Check each line of the data for "placeholder", and copy the ones that have it.

#### [Collected data]
^^^^^^^^

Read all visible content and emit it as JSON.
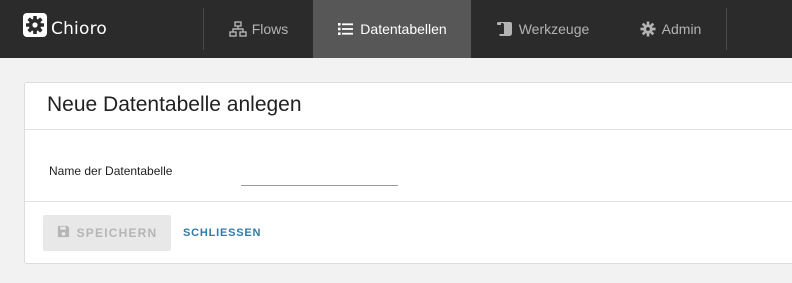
{
  "navbar": {
    "brand": {
      "name": "Chioro",
      "icon": "gear-logo-icon"
    },
    "items": [
      {
        "label": "Flows",
        "icon": "sitemap-icon",
        "active": false
      },
      {
        "label": "Datentabellen",
        "icon": "list-icon",
        "active": true
      },
      {
        "label": "Werkzeuge",
        "icon": "scroll-icon",
        "active": false
      },
      {
        "label": "Admin",
        "icon": "gear-icon",
        "active": false
      }
    ]
  },
  "dialog": {
    "title": "Neue Datentabelle anlegen",
    "name_field": {
      "label": "Name der Datentabelle",
      "value": "",
      "placeholder": ""
    },
    "buttons": {
      "save_label": "SPEICHERN",
      "save_icon": "floppy-disk-icon",
      "save_disabled": true,
      "close_label": "SCHLIESSEN"
    }
  },
  "colors": {
    "navbar_bg": "#2b2b2b",
    "nav_active_bg": "#575757",
    "link_blue": "#337aa6",
    "page_bg": "#f2f2f2"
  }
}
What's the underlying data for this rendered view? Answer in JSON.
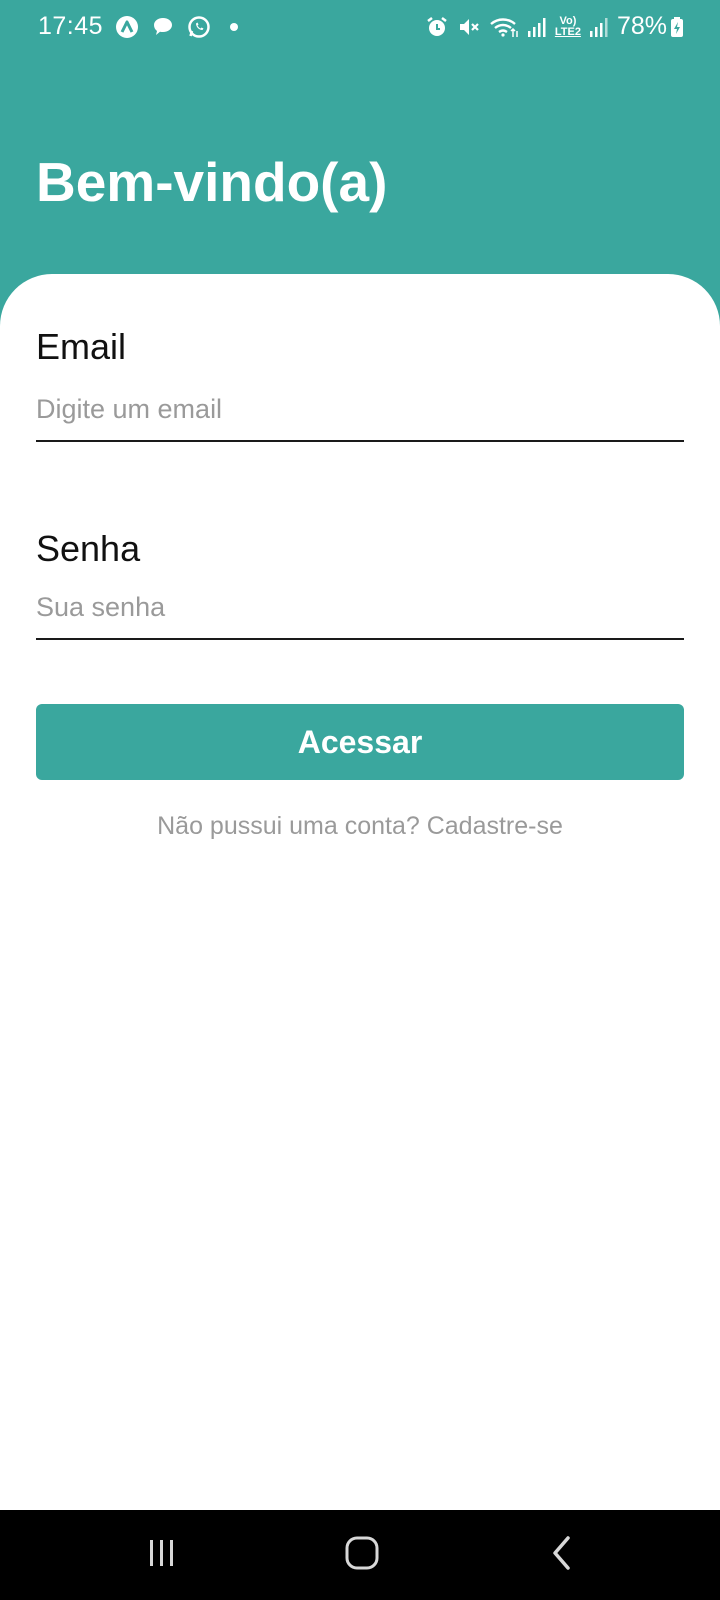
{
  "status_bar": {
    "time": "17:45",
    "left_icons": [
      "app-a-icon",
      "message-bubble-icon",
      "whatsapp-icon",
      "dot-icon"
    ],
    "right_icons": [
      "alarm-icon",
      "mute-icon",
      "wifi-icon",
      "signal-icon",
      "volte-lte2-icon",
      "signal-icon"
    ],
    "battery": "78%",
    "volte_label": "Vo)",
    "lte_label": "LTE2"
  },
  "header": {
    "title": "Bem-vindo(a)"
  },
  "form": {
    "email": {
      "label": "Email",
      "placeholder": "Digite um email",
      "value": ""
    },
    "password": {
      "label": "Senha",
      "placeholder": "Sua senha",
      "value": ""
    },
    "submit_label": "Acessar",
    "signup_text": "Não pussui uma conta? Cadastre-se"
  },
  "nav_bar": {
    "buttons": [
      "recents-icon",
      "home-icon",
      "back-icon"
    ]
  },
  "colors": {
    "accent": "#3aa79e",
    "background": "#ffffff",
    "nav_bar": "#000000",
    "placeholder": "#9a9a9a"
  }
}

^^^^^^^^

#### [SOLUTION FOR THIS TASK]
      "placeholder": ""
      "placeholder": "Digite um email",
      "placeholder": "Sua senha",
    "placeholder": "#9a9a9a"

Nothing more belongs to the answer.